  6. Lizz, these are some very insightful comments, and I'm glad that someone who loves the series can respond to my questions.

    One very clever move that Pullman made was to put Lyra in another world, one that is very close to ours, but NOT ours. That way, if anyone objects to his characterization of (say) the Church, he can respond that the objection might be justified in our world, but his is a "made up" world. Again, I think this is a little sneaky. The film sort of avoided this kind of deception by renaming "the church" in Lyra's world. (I think they called it "the magisterium?")

    An example of this would be Lyra's choice between embracing/disdaining the material. As far as I know, that's never been a doctrine of Christianity; in fact, that dualism comprises the Manichean heresy.

    I agree that C.S. Lewis is just as guilty of preaching, if not more so, than Pullman. I never read the Narnia books as a kid, and as an adult, they're very difficult for me to read. I much prefer Tolkien's prose; I think he avoids the kind of preachiness that I'd accuse both Lewis and Pullman of perpetrating. And I wouldn't take them away from kids at any rate. As a librarian, I want kids to read; if my son were reading these books, I would want to discuss them with him, just as I want to discuss them in this forum.

    p.s. I got in trouble at around the same age for my blasphemy against Richard Nixon.

  7. /Does/ he skirt such accusations by claiming Benefit of Fiction? I've never seen him do that. He is pretty clear about his agenda, I think.

    There is no way I can stand on equal ground with you to debate theology, but am I really wrong in thinking that Christianity encourages us to focus on the spiritual over the material, and the afterlife over the here-and-now?And do not many churches consign sexuality to its procreative function and denigrate its sensual pleasures? I think that Pullman wants us to embrace those things rather than deny or de-emphasize them.

    OHMYGOODNESS I hope you didn't think I was suggesting that you of all people would ever take a book away from anyone, ever. :)

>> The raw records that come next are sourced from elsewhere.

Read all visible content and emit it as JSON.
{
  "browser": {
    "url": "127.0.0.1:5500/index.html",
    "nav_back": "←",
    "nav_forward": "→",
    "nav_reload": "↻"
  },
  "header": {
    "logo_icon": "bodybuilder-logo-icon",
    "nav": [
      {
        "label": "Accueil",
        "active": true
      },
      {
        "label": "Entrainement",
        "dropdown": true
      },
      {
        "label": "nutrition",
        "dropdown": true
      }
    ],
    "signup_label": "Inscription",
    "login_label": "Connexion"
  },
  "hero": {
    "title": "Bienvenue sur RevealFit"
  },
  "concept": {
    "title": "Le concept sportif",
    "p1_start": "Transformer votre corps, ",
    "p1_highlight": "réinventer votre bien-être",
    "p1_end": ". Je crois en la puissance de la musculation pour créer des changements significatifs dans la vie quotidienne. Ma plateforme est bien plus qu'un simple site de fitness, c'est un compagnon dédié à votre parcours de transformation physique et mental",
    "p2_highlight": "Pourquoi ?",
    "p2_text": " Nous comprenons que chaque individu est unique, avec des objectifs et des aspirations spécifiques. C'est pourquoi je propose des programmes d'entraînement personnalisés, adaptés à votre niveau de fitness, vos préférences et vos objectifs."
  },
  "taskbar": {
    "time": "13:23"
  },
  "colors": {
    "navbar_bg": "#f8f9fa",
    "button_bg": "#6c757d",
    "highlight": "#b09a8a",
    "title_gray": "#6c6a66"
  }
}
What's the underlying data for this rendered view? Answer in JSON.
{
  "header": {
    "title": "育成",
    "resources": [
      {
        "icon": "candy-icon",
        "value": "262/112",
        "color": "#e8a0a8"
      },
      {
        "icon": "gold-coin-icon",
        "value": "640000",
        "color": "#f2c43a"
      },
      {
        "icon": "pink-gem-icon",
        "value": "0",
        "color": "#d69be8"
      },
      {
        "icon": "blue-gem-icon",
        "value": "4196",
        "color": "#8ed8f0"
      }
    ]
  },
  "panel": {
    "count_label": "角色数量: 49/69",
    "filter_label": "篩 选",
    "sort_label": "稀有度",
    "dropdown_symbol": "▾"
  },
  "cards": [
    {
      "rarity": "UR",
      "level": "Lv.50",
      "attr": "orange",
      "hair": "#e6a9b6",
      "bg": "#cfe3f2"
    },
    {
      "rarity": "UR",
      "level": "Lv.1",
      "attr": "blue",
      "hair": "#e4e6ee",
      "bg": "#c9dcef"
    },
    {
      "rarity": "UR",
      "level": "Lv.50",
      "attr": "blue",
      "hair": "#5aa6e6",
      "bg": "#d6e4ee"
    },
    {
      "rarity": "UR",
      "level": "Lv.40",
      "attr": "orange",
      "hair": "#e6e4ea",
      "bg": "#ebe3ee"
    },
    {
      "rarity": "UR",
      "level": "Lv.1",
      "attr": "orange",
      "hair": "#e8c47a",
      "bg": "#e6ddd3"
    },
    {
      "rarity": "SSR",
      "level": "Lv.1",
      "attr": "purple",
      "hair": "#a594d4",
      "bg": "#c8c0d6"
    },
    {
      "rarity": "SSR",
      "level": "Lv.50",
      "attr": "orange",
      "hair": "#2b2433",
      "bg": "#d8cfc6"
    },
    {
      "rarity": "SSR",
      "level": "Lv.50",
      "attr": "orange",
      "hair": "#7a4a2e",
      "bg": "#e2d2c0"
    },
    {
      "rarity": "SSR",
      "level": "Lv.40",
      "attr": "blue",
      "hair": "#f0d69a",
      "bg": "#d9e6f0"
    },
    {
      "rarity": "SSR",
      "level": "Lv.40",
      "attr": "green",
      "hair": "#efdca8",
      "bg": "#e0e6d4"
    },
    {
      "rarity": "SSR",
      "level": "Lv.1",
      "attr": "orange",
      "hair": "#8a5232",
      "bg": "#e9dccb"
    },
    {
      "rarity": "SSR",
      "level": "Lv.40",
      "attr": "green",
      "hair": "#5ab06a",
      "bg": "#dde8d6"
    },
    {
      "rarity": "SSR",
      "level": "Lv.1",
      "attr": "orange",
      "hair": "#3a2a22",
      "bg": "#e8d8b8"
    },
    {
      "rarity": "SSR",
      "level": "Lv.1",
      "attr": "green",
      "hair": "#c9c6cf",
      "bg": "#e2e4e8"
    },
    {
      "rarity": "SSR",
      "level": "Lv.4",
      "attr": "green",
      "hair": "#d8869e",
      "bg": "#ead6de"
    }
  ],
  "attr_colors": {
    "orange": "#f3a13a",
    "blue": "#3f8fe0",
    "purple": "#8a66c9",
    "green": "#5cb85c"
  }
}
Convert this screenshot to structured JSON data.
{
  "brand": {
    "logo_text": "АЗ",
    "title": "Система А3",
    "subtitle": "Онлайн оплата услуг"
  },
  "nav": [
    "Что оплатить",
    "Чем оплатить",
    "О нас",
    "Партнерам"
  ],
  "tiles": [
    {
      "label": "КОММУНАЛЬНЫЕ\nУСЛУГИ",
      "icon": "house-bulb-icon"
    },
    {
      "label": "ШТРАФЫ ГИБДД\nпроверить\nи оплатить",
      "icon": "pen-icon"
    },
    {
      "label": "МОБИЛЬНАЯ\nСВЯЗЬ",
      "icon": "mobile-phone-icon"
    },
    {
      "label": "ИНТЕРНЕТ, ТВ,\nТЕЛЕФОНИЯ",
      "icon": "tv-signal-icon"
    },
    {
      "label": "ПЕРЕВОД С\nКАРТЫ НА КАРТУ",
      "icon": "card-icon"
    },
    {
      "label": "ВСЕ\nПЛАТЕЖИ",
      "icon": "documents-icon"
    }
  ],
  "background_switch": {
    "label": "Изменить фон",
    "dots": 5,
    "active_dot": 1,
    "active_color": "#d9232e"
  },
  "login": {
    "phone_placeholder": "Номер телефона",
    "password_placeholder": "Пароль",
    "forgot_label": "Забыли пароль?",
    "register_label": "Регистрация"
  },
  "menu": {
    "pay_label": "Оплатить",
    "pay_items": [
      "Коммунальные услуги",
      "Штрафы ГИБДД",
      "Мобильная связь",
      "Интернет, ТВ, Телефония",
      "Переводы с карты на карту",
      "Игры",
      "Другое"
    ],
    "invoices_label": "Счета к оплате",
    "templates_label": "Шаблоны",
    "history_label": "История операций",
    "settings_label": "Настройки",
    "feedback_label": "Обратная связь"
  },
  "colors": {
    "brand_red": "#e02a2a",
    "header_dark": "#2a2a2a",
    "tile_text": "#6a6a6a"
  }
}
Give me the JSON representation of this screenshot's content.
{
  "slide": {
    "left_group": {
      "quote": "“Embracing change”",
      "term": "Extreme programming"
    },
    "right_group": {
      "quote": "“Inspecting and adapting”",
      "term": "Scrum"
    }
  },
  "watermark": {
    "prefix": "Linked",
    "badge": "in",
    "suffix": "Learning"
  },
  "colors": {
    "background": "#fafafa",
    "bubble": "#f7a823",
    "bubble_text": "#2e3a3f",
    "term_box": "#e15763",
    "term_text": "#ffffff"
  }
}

  8. Lizz, I don't know enough about him to know how he might respond to accusations of inaccuracy. And most of what I do know is several years old, based on the furor when the movie was released.

    Part of the problem is everyone's localized experience of church/religion. He's writing from his own background, growing up (I assume) in England. He may well have encountered churches that disparaged sexuality and the material. My own experience has been that if that occurs, it is usually one person's distorted view (i.e. a local pastor); as I've read theology and come to a wider lens through which to view the church (and I'm speaking here of protestantism, which is not really a "church" in the sense that the Catholic Church is), those positions have not been held to for many years.

    Thanks again for your thoughtful comments. I've enjoyed this exchange!